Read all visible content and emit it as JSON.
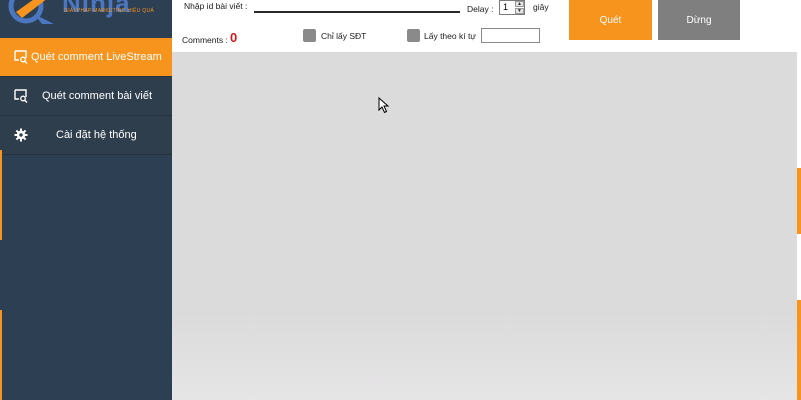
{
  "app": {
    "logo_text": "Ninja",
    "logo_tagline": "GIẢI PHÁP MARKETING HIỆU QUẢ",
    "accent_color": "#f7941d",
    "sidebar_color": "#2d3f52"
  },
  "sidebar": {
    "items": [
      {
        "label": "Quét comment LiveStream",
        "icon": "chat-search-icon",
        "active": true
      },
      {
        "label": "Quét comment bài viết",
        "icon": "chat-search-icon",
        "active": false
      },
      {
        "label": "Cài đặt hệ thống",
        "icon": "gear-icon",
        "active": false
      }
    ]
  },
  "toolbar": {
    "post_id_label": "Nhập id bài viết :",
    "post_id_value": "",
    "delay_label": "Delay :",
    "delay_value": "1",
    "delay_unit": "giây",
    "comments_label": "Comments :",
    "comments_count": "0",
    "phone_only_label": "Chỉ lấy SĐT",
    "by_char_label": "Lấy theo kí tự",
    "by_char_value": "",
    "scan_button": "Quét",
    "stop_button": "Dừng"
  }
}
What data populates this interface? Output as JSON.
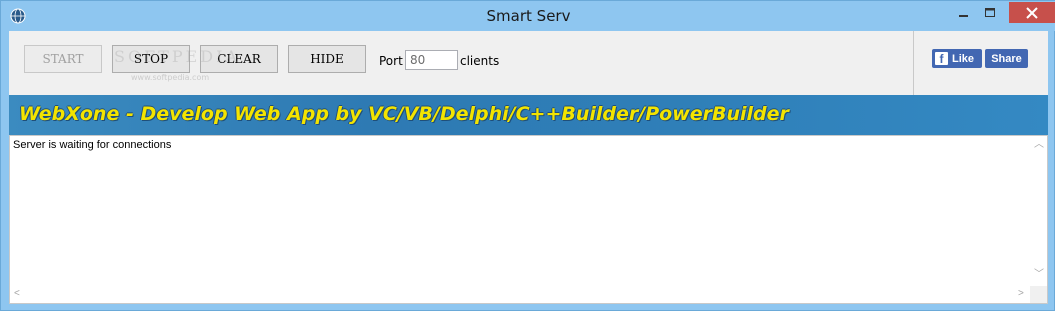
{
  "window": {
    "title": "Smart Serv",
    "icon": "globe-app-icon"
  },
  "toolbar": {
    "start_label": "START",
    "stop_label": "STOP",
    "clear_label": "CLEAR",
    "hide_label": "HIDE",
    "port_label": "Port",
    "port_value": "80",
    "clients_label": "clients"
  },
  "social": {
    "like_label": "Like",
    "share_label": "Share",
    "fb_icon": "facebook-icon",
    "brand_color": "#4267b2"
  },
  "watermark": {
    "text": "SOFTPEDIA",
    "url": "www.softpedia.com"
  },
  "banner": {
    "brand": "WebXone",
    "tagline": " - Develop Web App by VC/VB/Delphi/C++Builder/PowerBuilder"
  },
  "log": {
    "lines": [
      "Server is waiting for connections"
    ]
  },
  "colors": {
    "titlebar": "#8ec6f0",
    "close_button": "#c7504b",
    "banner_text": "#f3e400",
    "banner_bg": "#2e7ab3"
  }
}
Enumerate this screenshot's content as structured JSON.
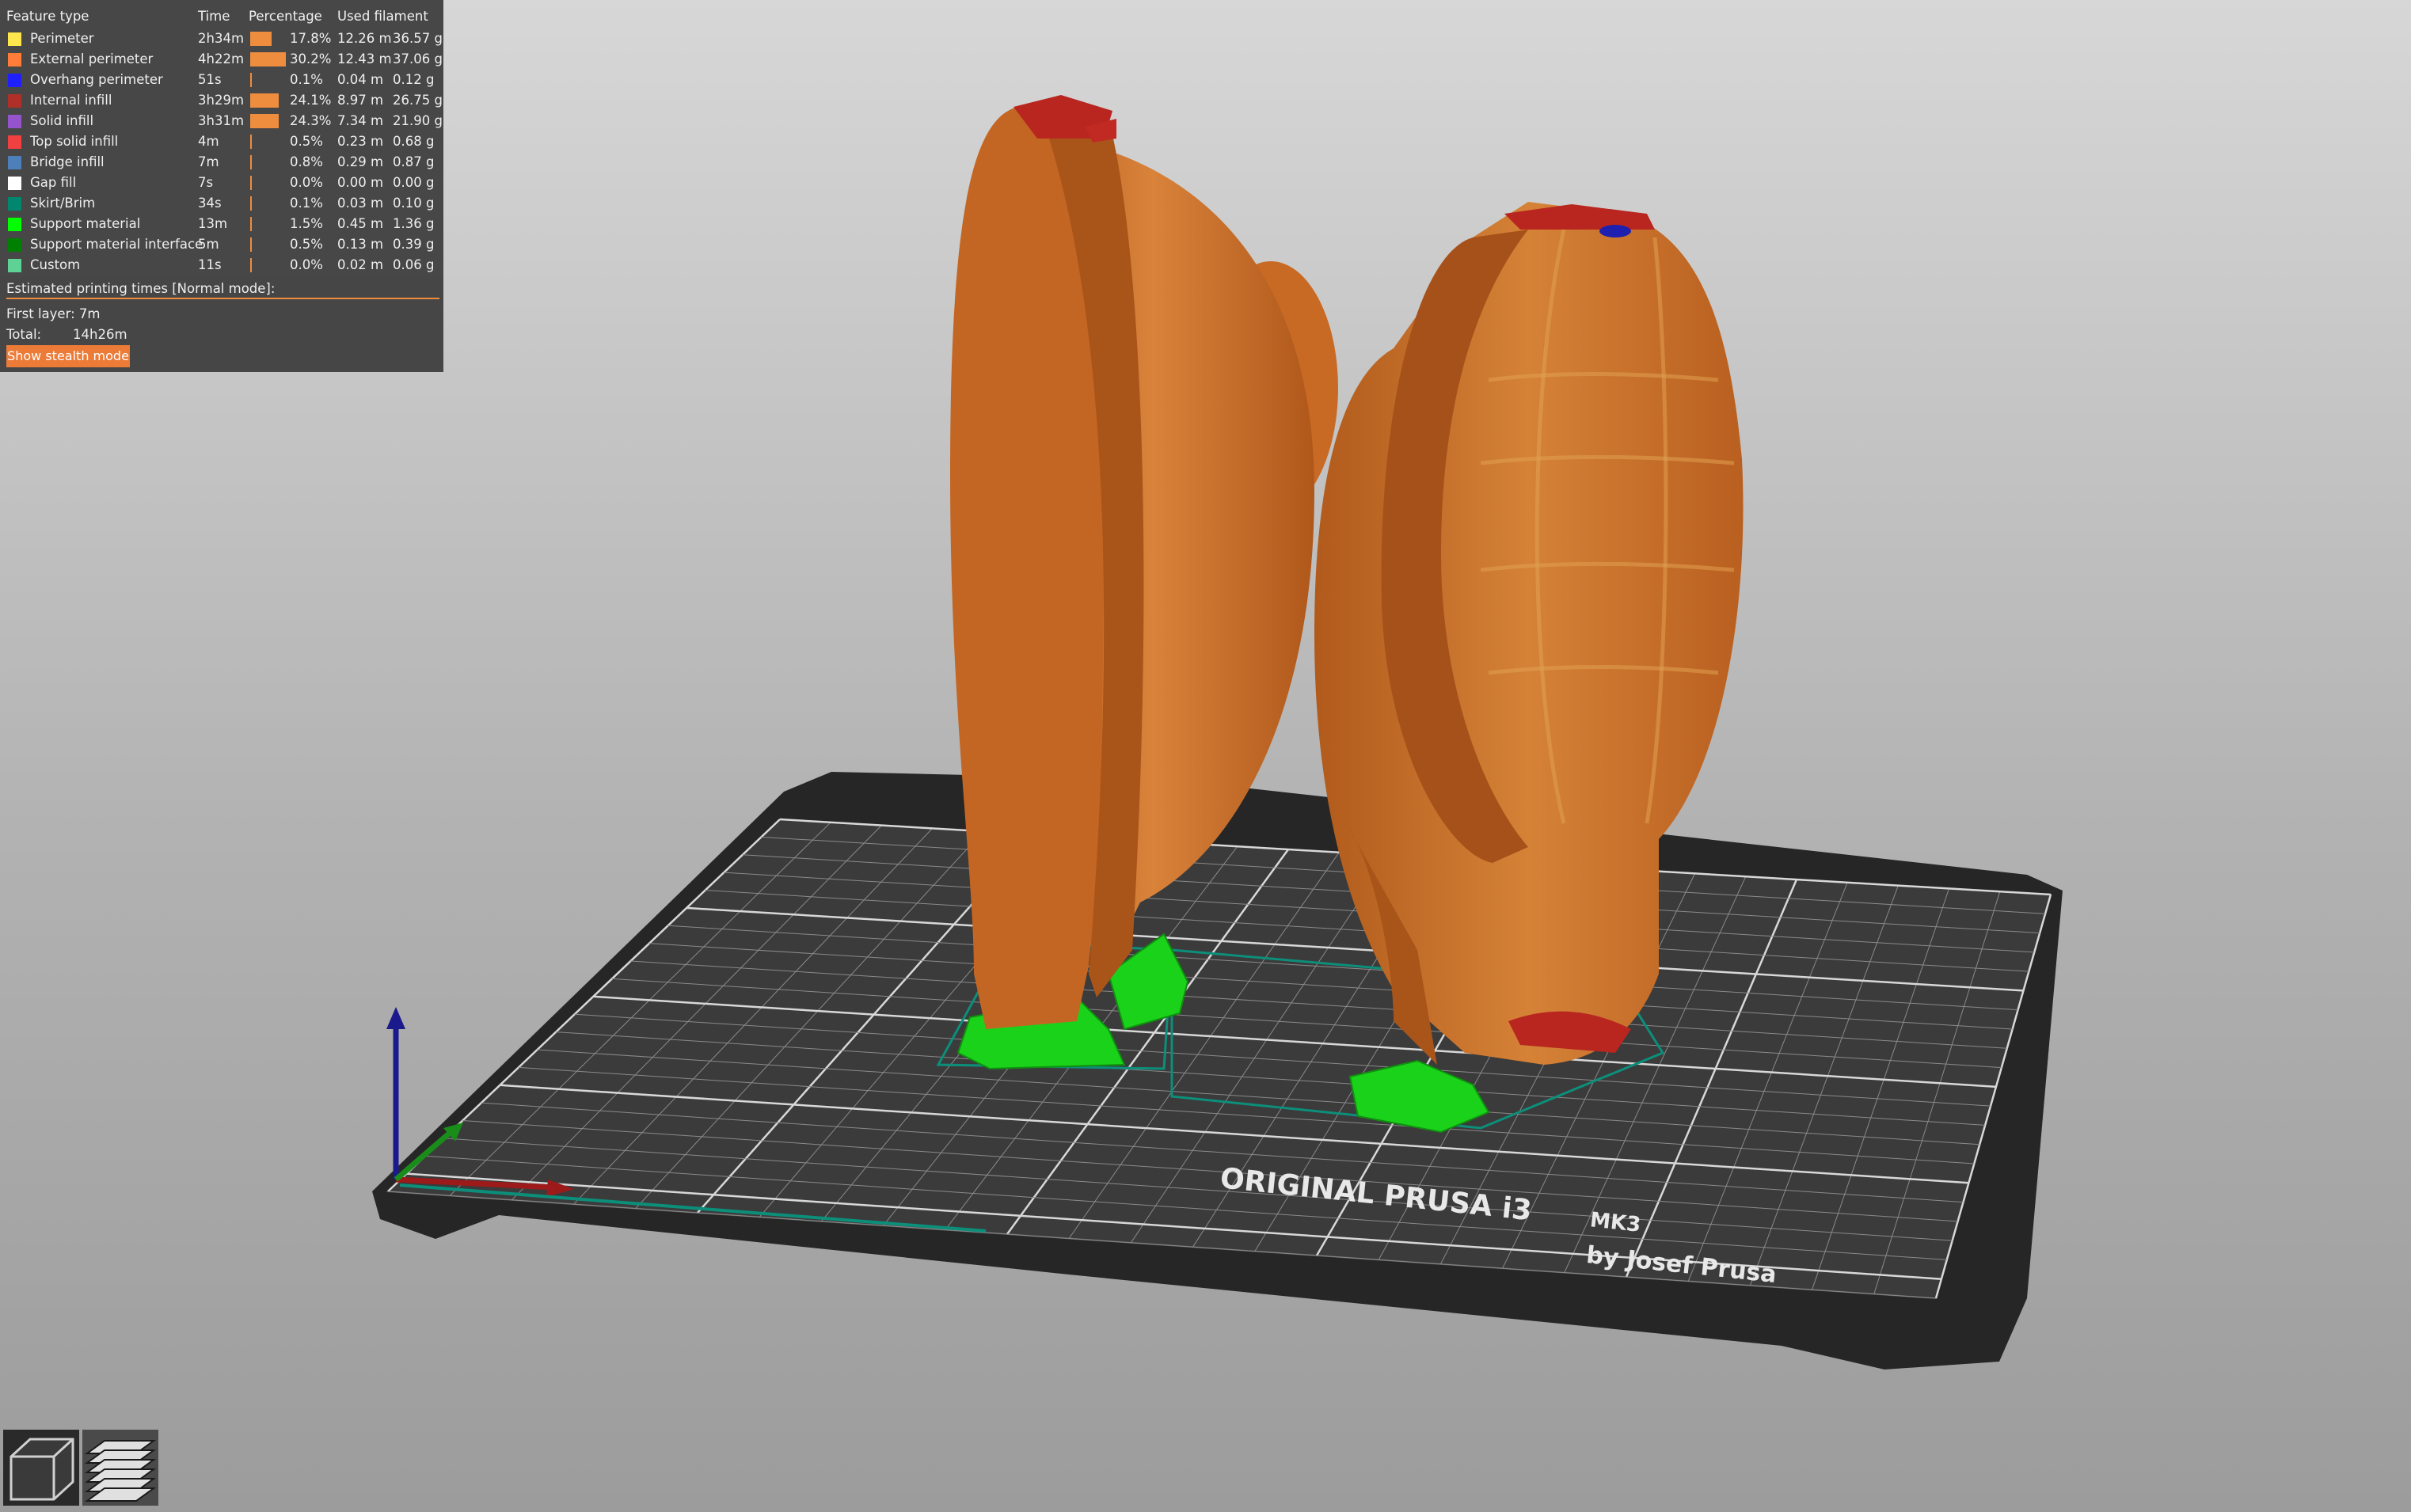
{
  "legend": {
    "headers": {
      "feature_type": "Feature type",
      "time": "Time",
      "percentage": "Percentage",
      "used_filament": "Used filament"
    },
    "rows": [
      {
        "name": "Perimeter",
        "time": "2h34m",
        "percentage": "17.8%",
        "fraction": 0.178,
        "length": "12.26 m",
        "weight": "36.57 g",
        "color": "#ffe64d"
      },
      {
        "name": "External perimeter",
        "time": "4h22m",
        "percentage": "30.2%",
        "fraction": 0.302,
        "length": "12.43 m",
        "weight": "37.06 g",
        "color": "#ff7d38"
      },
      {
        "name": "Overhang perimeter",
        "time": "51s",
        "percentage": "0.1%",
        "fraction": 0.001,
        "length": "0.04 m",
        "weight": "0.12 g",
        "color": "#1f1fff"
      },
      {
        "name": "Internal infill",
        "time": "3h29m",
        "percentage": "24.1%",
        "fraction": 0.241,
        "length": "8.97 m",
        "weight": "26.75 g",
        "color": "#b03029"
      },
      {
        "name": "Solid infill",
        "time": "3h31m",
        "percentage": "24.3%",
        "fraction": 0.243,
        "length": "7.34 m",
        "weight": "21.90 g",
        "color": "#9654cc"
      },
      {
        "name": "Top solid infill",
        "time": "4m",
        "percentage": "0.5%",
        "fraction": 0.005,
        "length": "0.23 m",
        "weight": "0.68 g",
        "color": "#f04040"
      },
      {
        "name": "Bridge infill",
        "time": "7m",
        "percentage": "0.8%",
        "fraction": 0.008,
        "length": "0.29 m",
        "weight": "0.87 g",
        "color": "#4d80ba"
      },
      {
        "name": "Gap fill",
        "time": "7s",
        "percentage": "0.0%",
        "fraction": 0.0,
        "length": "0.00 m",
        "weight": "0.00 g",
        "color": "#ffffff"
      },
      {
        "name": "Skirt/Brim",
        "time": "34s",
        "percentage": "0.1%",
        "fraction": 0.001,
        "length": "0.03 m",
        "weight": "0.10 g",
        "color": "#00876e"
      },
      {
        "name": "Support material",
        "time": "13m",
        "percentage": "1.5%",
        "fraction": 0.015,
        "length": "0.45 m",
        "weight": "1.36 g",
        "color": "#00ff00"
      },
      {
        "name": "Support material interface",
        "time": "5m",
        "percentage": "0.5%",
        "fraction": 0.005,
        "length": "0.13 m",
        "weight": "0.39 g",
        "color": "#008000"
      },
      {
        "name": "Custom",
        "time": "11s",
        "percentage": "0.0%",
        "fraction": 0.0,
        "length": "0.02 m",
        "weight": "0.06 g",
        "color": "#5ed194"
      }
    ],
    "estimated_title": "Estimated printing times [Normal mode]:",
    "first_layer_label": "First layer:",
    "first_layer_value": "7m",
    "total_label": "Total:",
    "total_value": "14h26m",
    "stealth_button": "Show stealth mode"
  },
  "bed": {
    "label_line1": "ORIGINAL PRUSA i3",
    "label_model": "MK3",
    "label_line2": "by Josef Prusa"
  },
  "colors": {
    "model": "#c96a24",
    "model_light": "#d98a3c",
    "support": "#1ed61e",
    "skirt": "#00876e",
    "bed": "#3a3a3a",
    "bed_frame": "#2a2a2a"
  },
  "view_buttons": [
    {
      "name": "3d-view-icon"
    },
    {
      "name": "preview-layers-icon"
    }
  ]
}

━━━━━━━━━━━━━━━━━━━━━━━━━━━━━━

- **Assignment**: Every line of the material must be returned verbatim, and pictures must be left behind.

- **Solution to this problem**:
Read all visible content and emit it as JSON.
{
  "app": {
    "logo_text": "Ninja",
    "logo_tagline": "GIẢI PHÁP MARKETING HIỆU QUẢ",
    "accent_color": "#f7941d",
    "sidebar_color": "#2d3f52"
  },
  "sidebar": {
    "items": [
      {
        "label": "Quét comment LiveStream",
        "icon": "chat-search-icon",
        "active": true
      },
      {
        "label": "Quét comment bài viết",
        "icon": "chat-search-icon",
        "active": false
      },
      {
        "label": "Cài đặt hệ thống",
        "icon": "gear-icon",
        "active": false
      }
    ]
  },
  "toolbar": {
    "post_id_label": "Nhập id bài viết :",
    "post_id_value": "",
    "delay_label": "Delay :",
    "delay_value": "1",
    "delay_unit": "giây",
    "comments_label": "Comments :",
    "comments_count": "0",
    "phone_only_label": "Chỉ lấy SĐT",
    "by_char_label": "Lấy theo kí tự",
    "by_char_value": "",
    "scan_button": "Quét",
    "stop_button": "Dừng"
  }
}
What data populates this interface? Output as JSON.
{
  "window": {
    "title": "Smart Serv",
    "icon": "globe-app-icon"
  },
  "toolbar": {
    "start_label": "START",
    "stop_label": "STOP",
    "clear_label": "CLEAR",
    "hide_label": "HIDE",
    "port_label": "Port",
    "port_value": "80",
    "clients_label": "clients"
  },
  "social": {
    "like_label": "Like",
    "share_label": "Share",
    "fb_icon": "facebook-icon",
    "brand_color": "#4267b2"
  },
  "watermark": {
    "text": "SOFTPEDIA",
    "url": "www.softpedia.com"
  },
  "banner": {
    "brand": "WebXone",
    "tagline": " - Develop Web App by VC/VB/Delphi/C++Builder/PowerBuilder"
  },
  "log": {
    "lines": [
      "Server is waiting for connections"
    ]
  },
  "colors": {
    "titlebar": "#8ec6f0",
    "close_button": "#c7504b",
    "banner_text": "#f3e400",
    "banner_bg": "#2e7ab3"
  }
}
Enumerate this screenshot's content as structured JSON.
{
  "legend": {
    "headers": {
      "feature_type": "Feature type",
      "time": "Time",
      "percentage": "Percentage",
      "used_filament": "Used filament"
    },
    "rows": [
      {
        "name": "Perimeter",
        "time": "2h34m",
        "percentage": "17.8%",
        "fraction": 0.178,
        "length": "12.26 m",
        "weight": "36.57 g",
        "color": "#ffe64d"
      },
      {
        "name": "External perimeter",
        "time": "4h22m",
        "percentage": "30.2%",
        "fraction": 0.302,
        "length": "12.43 m",
        "weight": "37.06 g",
        "color": "#ff7d38"
      },
      {
        "name": "Overhang perimeter",
        "time": "51s",
        "percentage": "0.1%",
        "fraction": 0.001,
        "length": "0.04 m",
        "weight": "0.12 g",
        "color": "#1f1fff"
      },
      {
        "name": "Internal infill",
        "time": "3h29m",
        "percentage": "24.1%",
        "fraction": 0.241,
        "length": "8.97 m",
        "weight": "26.75 g",
        "color": "#b03029"
      },
      {
        "name": "Solid infill",
        "time": "3h31m",
        "percentage": "24.3%",
        "fraction": 0.243,
        "length": "7.34 m",
        "weight": "21.90 g",
        "color": "#9654cc"
      },
      {
        "name": "Top solid infill",
        "time": "4m",
        "percentage": "0.5%",
        "fraction": 0.005,
        "length": "0.23 m",
        "weight": "0.68 g",
        "color": "#f04040"
      },
      {
        "name": "Bridge infill",
        "time": "7m",
        "percentage": "0.8%",
        "fraction": 0.008,
        "length": "0.29 m",
        "weight": "0.87 g",
        "color": "#4d80ba"
      },
      {
        "name": "Gap fill",
        "time": "7s",
        "percentage": "0.0%",
        "fraction": 0.0,
        "length": "0.00 m",
        "weight": "0.00 g",
        "color": "#ffffff"
      },
      {
        "name": "Skirt/Brim",
        "time": "34s",
        "percentage": "0.1%",
        "fraction": 0.001,
        "length": "0.03 m",
        "weight": "0.10 g",
        "color": "#00876e"
      },
      {
        "name": "Support material",
        "time": "13m",
        "percentage": "1.5%",
        "fraction": 0.015,
        "length": "0.45 m",
        "weight": "1.36 g",
        "color": "#00ff00"
      },
      {
        "name": "Support material interface",
        "time": "5m",
        "percentage": "0.5%",
        "fraction": 0.005,
        "length": "0.13 m",
        "weight": "0.39 g",
        "color": "#008000"
      },
      {
        "name": "Custom",
        "time": "11s",
        "percentage": "0.0%",
        "fraction": 0.0,
        "length": "0.02 m",
        "weight": "0.06 g",
        "color": "#5ed194"
      }
    ],
    "estimated_title": "Estimated printing times [Normal mode]:",
    "first_layer_label": "First layer:",
    "first_layer_value": "7m",
    "total_label": "Total:",
    "total_value": "14h26m",
    "stealth_button": "Show stealth mode"
  },
  "bed": {
    "label_line1": "ORIGINAL PRUSA i3",
    "label_model": "MK3",
    "label_line2": "by Josef Prusa"
  },
  "colors": {
    "model": "#c96a24",
    "model_light": "#d98a3c",
    "support": "#1ed61e",
    "skirt": "#00876e",
    "bed": "#3a3a3a",
    "bed_frame": "#2a2a2a"
  },
  "view_buttons": [
    {
      "name": "3d-view-icon"
    },
    {
      "name": "preview-layers-icon"
    }
  ]
}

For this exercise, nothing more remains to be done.